- travelling further afield to buy alcohol where recognition is less likely
- selecting favoured hiding places for alcohol around the house or office
- using a hip flask
- hiding alcohol in soft drinks containers
- mixing spirits or hard liquor heavily into soft drinks
…each of these methods may be employed to hide the true level of their alcohol consumption. However, time wears a person down. Over time, someone who is hiding a drinking problem will fail to cover their tracks and the drinking is revealed.
How to Identify Hidden Signs of Alcoholism
Alcohol can adversely affect anyone. Alcoholism will manifest in different ways for different people. Knowing what questions to ask of yourself and being honest with yourself is important. To understand how you cope with stress, how alcohol reacts with your mind and body, are all parts of understanding addiction.
There are a range of signs which could indicate someone has a drinking problem. Eight (8) key indicators of an alcohol problem include:
1. Lying about or covering up how much drinking is going on.
2. Drinking heavily while alone.
3. Passing out from drinking too much.
4. Missing special occasions as a result of drinking.
5. Drinking alcohol first thing in the morning.
6. Experiencing cravings for a drink that affect mood or concentration levels.
7. ‘Self-medicating’ with drink because of pre-existing problems
8. Negative effects to life at home, work or social relationships.
Problem Drinking in the U.K.
Does the UK have an alcohol problem? The NHS estimates that 9% of men and 4% of women in the UK are dependent on alcohol – however, most don’t seek help. With alcohol identified as a factor in more than 60 serious medical conditions, including heart disease and liver disease, various cancers and mental health problems (Public Health England), it’s vital to be aware of the signs and to be prepared to act on them.
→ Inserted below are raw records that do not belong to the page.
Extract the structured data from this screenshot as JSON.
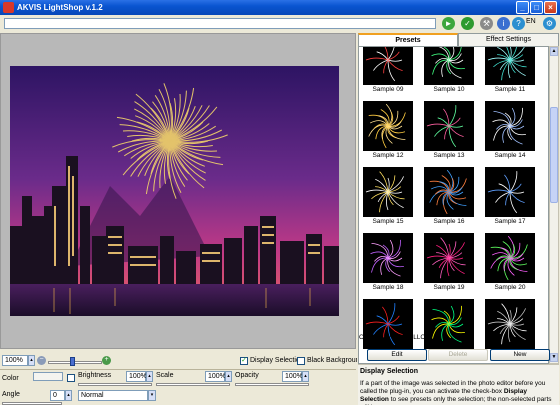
{
  "window": {
    "title": "AKVIS LightShop v.1.2"
  },
  "toolbar": {
    "path_value": "",
    "language": "EN"
  },
  "zoom": {
    "value": "100%"
  },
  "options": {
    "display_selection_label": "Display Selection",
    "display_selection_checked": true,
    "black_background_label": "Black Background",
    "black_background_checked": false
  },
  "settings": {
    "color_label": "Color",
    "brightness_label": "Brightness",
    "brightness_value": "100%",
    "scale_label": "Scale",
    "scale_value": "100%",
    "opacity_label": "Opacity",
    "opacity_value": "100%",
    "angle_label": "Angle",
    "angle_value": "0",
    "blend_mode": "Normal"
  },
  "tabs": [
    {
      "label": "Presets",
      "active": true
    },
    {
      "label": "Effect Settings",
      "active": false
    }
  ],
  "presets": [
    {
      "label": "Sample 09",
      "style": "ring-red"
    },
    {
      "label": "Sample 10",
      "style": "burst-green"
    },
    {
      "label": "Sample 11",
      "style": "spray-teal"
    },
    {
      "label": "Sample 12",
      "style": "swirl-gold"
    },
    {
      "label": "Sample 13",
      "style": "swirl-rainbow"
    },
    {
      "label": "Sample 14",
      "style": "swirl-white"
    },
    {
      "label": "Sample 15",
      "style": "star-gold"
    },
    {
      "label": "Sample 16",
      "style": "spiral-rainbow"
    },
    {
      "label": "Sample 17",
      "style": "spiral-blue"
    },
    {
      "label": "Sample 18",
      "style": "streak-violet"
    },
    {
      "label": "Sample 19",
      "style": "flower-pink"
    },
    {
      "label": "Sample 20",
      "style": "atom-green"
    },
    {
      "label": "",
      "style": "flower-spectrum"
    },
    {
      "label": "",
      "style": "diamond-spectrum"
    },
    {
      "label": "",
      "style": "wisp-white"
    }
  ],
  "panel": {
    "credit": "Created by AKVIS LLC.",
    "edit_label": "Edit",
    "delete_label": "Delete",
    "new_label": "New"
  },
  "help": {
    "title": "Display Selection",
    "text_1": "If a part of the image was selected in the photo editor before you called the plug-in, you can activate the check-box ",
    "text_bold": "Display Selection",
    "text_2": " to see presets only the selection; the non-selected parts will be"
  },
  "colors": {
    "accent": "#0a55d0",
    "sky_top": "#3b1a6b",
    "sky_bottom": "#c0307a",
    "firework": "#f3d56a"
  }
}
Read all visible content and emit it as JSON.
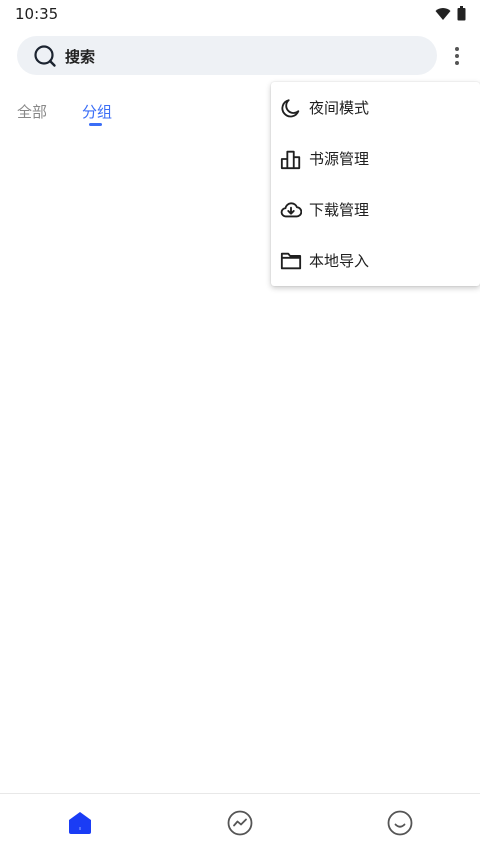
{
  "status_bar": {
    "time": "10:35",
    "icons": [
      "wifi-icon",
      "battery-icon"
    ]
  },
  "search": {
    "label": "搜索",
    "icon": "search-icon"
  },
  "overflow_menu_icon": "more-vertical-icon",
  "tabs": [
    {
      "label": "全部",
      "active": false
    },
    {
      "label": "分组",
      "active": true
    }
  ],
  "menu": {
    "items": [
      {
        "label": "夜间模式",
        "icon": "moon-icon"
      },
      {
        "label": "书源管理",
        "icon": "bar-chart-icon"
      },
      {
        "label": "下载管理",
        "icon": "cloud-download-icon"
      },
      {
        "label": "本地导入",
        "icon": "folder-icon"
      }
    ]
  },
  "bottom_nav": {
    "items": [
      {
        "icon": "home-icon",
        "active": true
      },
      {
        "icon": "trend-icon",
        "active": false
      },
      {
        "icon": "smile-icon",
        "active": false
      }
    ]
  },
  "colors": {
    "accent": "#3b6ef6",
    "active_nav": "#1a3cf5",
    "search_bg": "#eef1f5",
    "inactive_tab": "#888888"
  }
}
Alcohol also tends to exacerbate mental health problems.
Many people suffering with depression and anxiety try to self-medicate
with drinking and, ultimately, only make the problem worse.
You are more likely to read about the problems surrounding binge drinking, particularly among students or younger people, in the media. While binge drinking is an issue, this focus can allow other problems to slide by unnoticed. The Office of National Statistics reported that while drinking in many age categories had reduced, those aged 55-64 were now the most likely to be drinking at ‘higher or increasing risk levels’.
Retirees who drink persistently and frequently putting themselves at the most risk. Problems such as boredom in retirement, or ‘empty nest syndrome’ where children leave home and move on with their lives, can lead to older people filling their time with drinking alcohol. It’s important to know your own personality reacts and copes with emotional issues, and avoid self-medicating.
With this in mind, Priory Group has developed an interactive campaign www.priorygroup.com/the-addiction. By taking people through a narrative journey and allowing them to see how easily overlooked the signs of alcohol addiction are, they will increase their own awareness, pass it on, or even notice they have a loved one who is actually struggling with addiction. Would you be able to spot the hidden signs of alcoholism? After taking a look at the narrative, we hope you get a better feel for what to look for.
If you do recognise these signs in a loved one, Priory offers a free addiction assessment which can help them work toward the best possible solution.
Questions About Hidden Alcohol Problems?
Please leave us your questions in the comments section at the end. We’ll do our best to respond to you personally and promptly.